The idea of data culture has been under the spotlight of business field since the beginning of the 21st century, and is gaining popularity in recent years. It is now associated with both the science field and social sectors such as urban planning projects and Smart City programs.
Why data culture matters? The Industrial Revolution is changing businesses and industries in profound and unalterable ways. These changes were predictable: in 2000, Geoffrey C. Bowker clearly conveyed the idea of “local data culture” in his academic paper in terms of biodiversity. In 2014, Microsoft made a series of announcements including their intention to build data culture into everyday life through their services including Office 365, Azure and SQL Server. In 2015 organized a series of workshops about data culture in alliance with Hortonworks and KPMG UK, offering data analysts and other professional working in the field of Big Data an opportunity to understand the data culture of this gigantic company and help them build their own data culture in private sectors.
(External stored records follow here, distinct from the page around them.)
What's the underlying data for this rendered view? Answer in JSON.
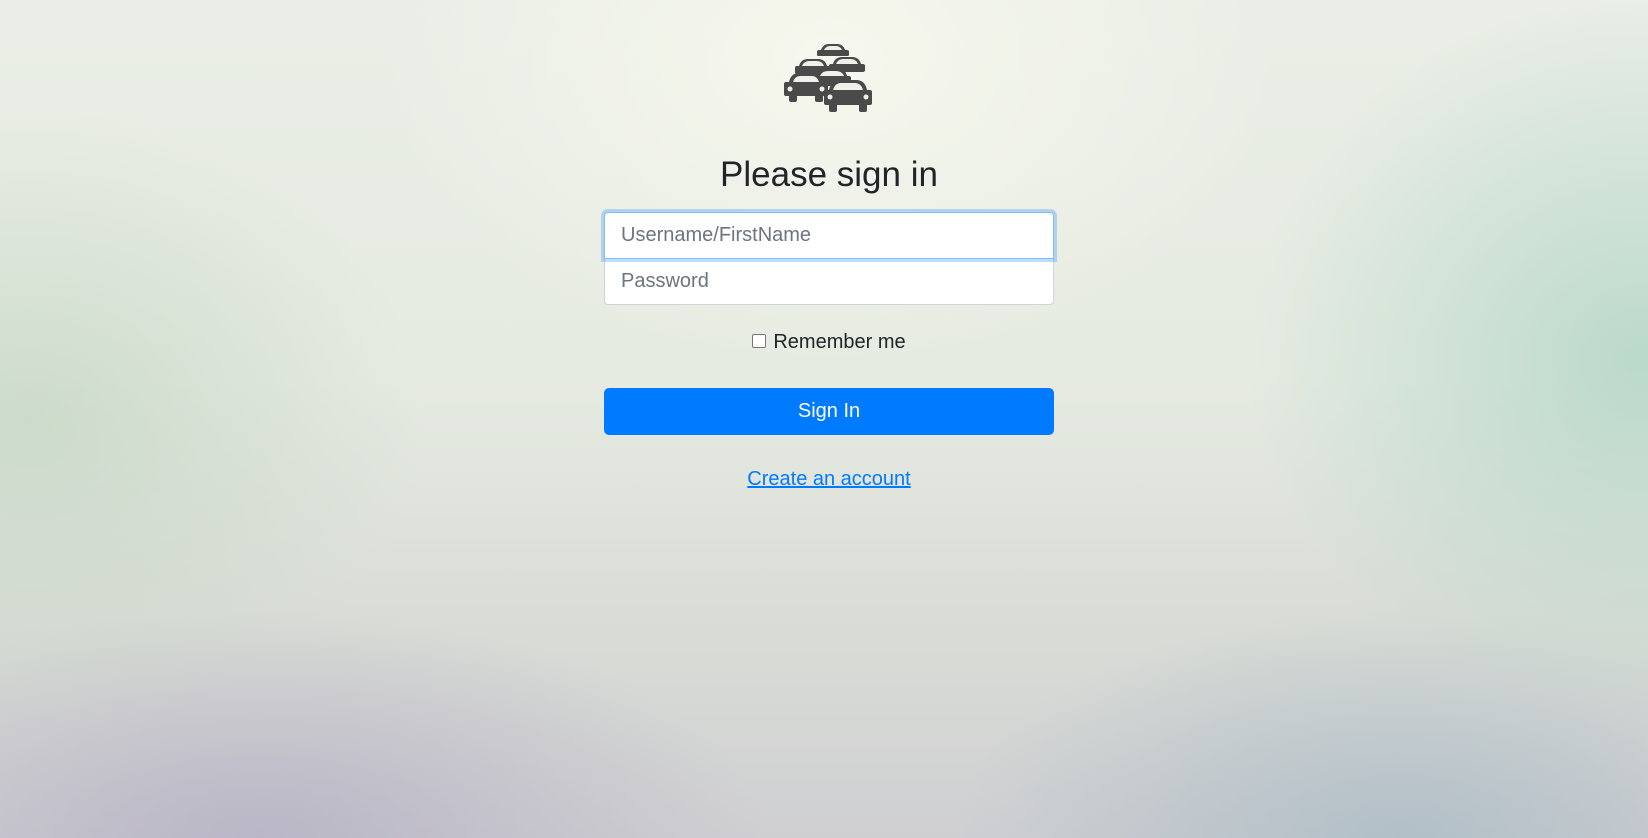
{
  "logo": {
    "icon": "cars-traffic-icon",
    "color": "#4a4a4a"
  },
  "heading": "Please sign in",
  "username": {
    "placeholder": "Username/FirstName",
    "value": ""
  },
  "password": {
    "placeholder": "Password",
    "value": ""
  },
  "remember": {
    "label": "Remember me",
    "checked": false
  },
  "signin_button": {
    "label": "Sign In",
    "color": "#007bff"
  },
  "create_account_link": "Create an account"
}
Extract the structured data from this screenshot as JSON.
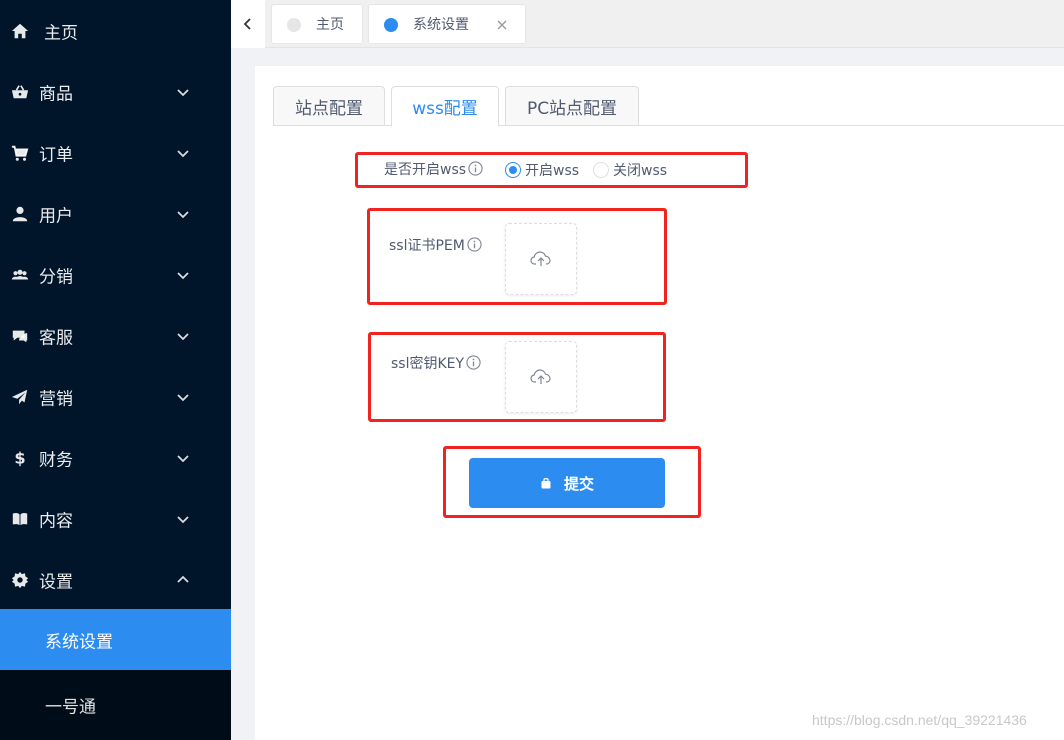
{
  "sidebar": {
    "items": [
      {
        "label": "主页",
        "icon": "home-icon"
      },
      {
        "label": "商品",
        "icon": "shopping-basket-icon"
      },
      {
        "label": "订单",
        "icon": "cart-icon"
      },
      {
        "label": "用户",
        "icon": "user-icon"
      },
      {
        "label": "分销",
        "icon": "people-icon"
      },
      {
        "label": "客服",
        "icon": "chat-icon"
      },
      {
        "label": "营销",
        "icon": "paper-plane-icon"
      },
      {
        "label": "财务",
        "icon": "dollar-icon"
      },
      {
        "label": "内容",
        "icon": "book-icon"
      },
      {
        "label": "设置",
        "icon": "gear-icon"
      }
    ],
    "subitems": [
      {
        "label": "系统设置",
        "active": true
      },
      {
        "label": "一号通",
        "active": false
      }
    ],
    "active_color": "#2d8cf0",
    "background": "#001529"
  },
  "tabs": [
    {
      "label": "主页"
    },
    {
      "label": "系统设置"
    }
  ],
  "config_tabs": [
    {
      "label": "站点配置"
    },
    {
      "label": "wss配置"
    },
    {
      "label": "PC站点配置"
    }
  ],
  "form": {
    "wss_label": "是否开启wss",
    "radio_on": "开启wss",
    "radio_off": "关闭wss",
    "pem_label": "ssl证书PEM",
    "key_label": "ssl密钥KEY",
    "submit_label": "提交"
  },
  "watermark": "https://blog.csdn.net/qq_39221436",
  "colors": {
    "accent": "#2d8cf0",
    "highlight": "#f0231e"
  }
}
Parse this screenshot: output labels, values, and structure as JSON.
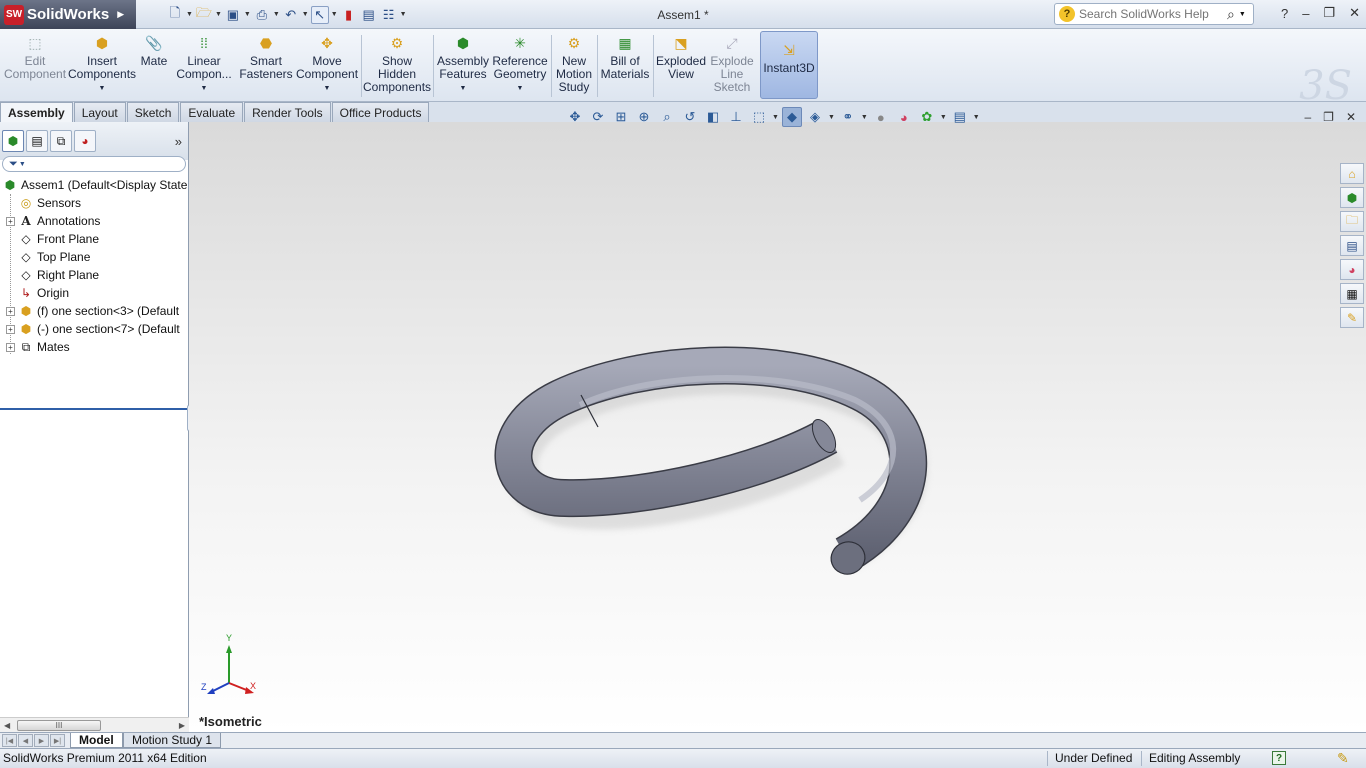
{
  "app": {
    "name": "SolidWorks",
    "logo_mark": "SW",
    "document_title": "Assem1 *"
  },
  "quick_access": [
    {
      "icon": "new-document-icon",
      "glyph": "🗋"
    },
    {
      "icon": "open-folder-icon",
      "glyph": "📂"
    },
    {
      "icon": "save-icon",
      "glyph": "💾"
    },
    {
      "icon": "print-icon",
      "glyph": "🖶"
    },
    {
      "icon": "undo-icon",
      "glyph": "↶"
    },
    {
      "icon": "select-arrow-icon",
      "glyph": "↖"
    },
    {
      "icon": "rebuild-traffic-light-icon",
      "glyph": "🚦"
    },
    {
      "icon": "file-properties-icon",
      "glyph": "📋"
    },
    {
      "icon": "options-icon",
      "glyph": "☰"
    }
  ],
  "search": {
    "placeholder": "Search SolidWorks Help"
  },
  "window_controls": {
    "help": "?",
    "minimize": "–",
    "restore": "❐",
    "close": "✕"
  },
  "commands": {
    "edit_component": "Edit\nComponent",
    "insert_components": "Insert\nComponents",
    "mate": "Mate",
    "linear_component": "Linear\nCompon...",
    "smart_fasteners": "Smart\nFasteners",
    "move_component": "Move\nComponent",
    "show_hidden": "Show\nHidden\nComponents",
    "assembly_features": "Assembly\nFeatures",
    "reference_geometry": "Reference\nGeometry",
    "new_motion_study": "New\nMotion\nStudy",
    "bill_of_materials": "Bill of\nMaterials",
    "exploded_view": "Exploded\nView",
    "explode_line_sketch": "Explode\nLine\nSketch",
    "instant3d": "Instant3D"
  },
  "tabs": [
    "Assembly",
    "Layout",
    "Sketch",
    "Evaluate",
    "Render Tools",
    "Office Products"
  ],
  "feature_tree": {
    "root": "Assem1  (Default<Display State",
    "items": [
      {
        "label": "Sensors",
        "icon": "sensor-icon",
        "glyph": "⌚",
        "expandable": false
      },
      {
        "label": "Annotations",
        "icon": "annotation-icon",
        "glyph": "A",
        "expandable": true
      },
      {
        "label": "Front Plane",
        "icon": "plane-icon",
        "glyph": "◇",
        "expandable": false
      },
      {
        "label": "Top Plane",
        "icon": "plane-icon",
        "glyph": "◇",
        "expandable": false
      },
      {
        "label": "Right Plane",
        "icon": "plane-icon",
        "glyph": "◇",
        "expandable": false
      },
      {
        "label": "Origin",
        "icon": "origin-icon",
        "glyph": "↳",
        "expandable": false
      },
      {
        "label": "(f) one section<3> (Default",
        "icon": "part-icon",
        "glyph": "⬢",
        "expandable": true
      },
      {
        "label": "(-) one section<7> (Default",
        "icon": "part-icon",
        "glyph": "⬢",
        "expandable": true
      },
      {
        "label": "Mates",
        "icon": "mates-icon",
        "glyph": "⧉",
        "expandable": true
      }
    ],
    "scroll_thumb": "III"
  },
  "viewport": {
    "view_label": "*Isometric",
    "triad": {
      "y": "Y",
      "x": "X",
      "z": "Z"
    }
  },
  "bottom_tabs": [
    "Model",
    "Motion Study 1"
  ],
  "status": {
    "edition": "SolidWorks Premium 2011 x64 Edition",
    "state": "Under Defined",
    "mode": "Editing Assembly",
    "help_glyph": "?"
  },
  "colors": {
    "tube": "#7c7f8f",
    "tube_light": "#a6a9b8",
    "accent": "#2f5fa8",
    "logo_red": "#c8202a"
  }
}
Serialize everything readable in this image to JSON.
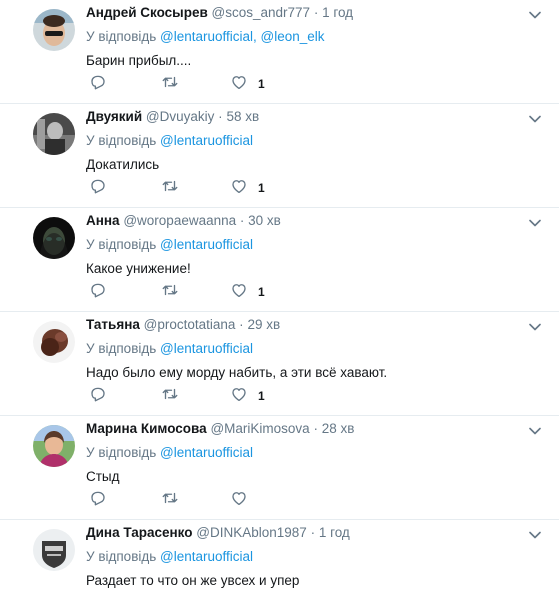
{
  "reply_prefix": "У відповідь",
  "colors": {
    "link": "#1b95e0",
    "muted": "#657786",
    "text": "#14171a",
    "divider": "#e6ecf0"
  },
  "icons": {
    "reply": "reply-icon",
    "retweet": "retweet-icon",
    "like": "heart-icon",
    "menu": "chevron-down-icon"
  },
  "tweets": [
    {
      "name": "Андрей Скосырев",
      "handle": "@scos_andr777",
      "dot": "·",
      "time": "1 год",
      "mentions": "@lentaruofficial, @leon_elk",
      "text": "Барин прибыл....",
      "likes": "1"
    },
    {
      "name": "Двуякий",
      "handle": "@Dvuyakiy",
      "dot": "·",
      "time": "58 хв",
      "mentions": "@lentaruofficial",
      "text": "Докатились",
      "likes": "1"
    },
    {
      "name": "Анна",
      "handle": "@woropaewaanna",
      "dot": "·",
      "time": "30 хв",
      "mentions": "@lentaruofficial",
      "text": "Какое унижение!",
      "likes": "1"
    },
    {
      "name": "Татьяна",
      "handle": "@proctotatiana",
      "dot": "·",
      "time": "29 хв",
      "mentions": "@lentaruofficial",
      "text": "Надо было ему морду набить, а эти всё хавают.",
      "likes": "1"
    },
    {
      "name": "Марина Кимосова",
      "handle": "@MariKimosova",
      "dot": "·",
      "time": "28 хв",
      "mentions": "@lentaruofficial",
      "text": "Стыд",
      "likes": ""
    },
    {
      "name": "Дина Тарасенко",
      "handle": "@DINKAblon1987",
      "dot": "·",
      "time": "1 год",
      "mentions": "@lentaruofficial",
      "text": "Раздает то что он же увсех и упер",
      "likes": ""
    }
  ]
}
But the changes are neither uniform nor linear, and companies’ data-analytics efforts are all over the map of The Next Industrial Revolution. McKinsey research suggests that the gap between leaders and laggards in adopting analytics, within and among industry sectors, is growing. We’re seeing the same thing on the ground. Some companies are doing amazing things; some are still struggling with the basics; and some are feeling downright overwhelmed, with executives and members of the rank and file questioning the return on data initiatives. For leading and lagging companies alike, the emergence of data analytics as an omnipresent reality of modern organizational life means that a healthy data culture is becoming increasingly important.
With that in mind, we’re opening new discussions on Davos 2020 Online Platform.
The Age of Big Data
The concept of Data Revolution
Urban planning projects & Smart City programs
Data-driven organizations and management
Building a data culture in retail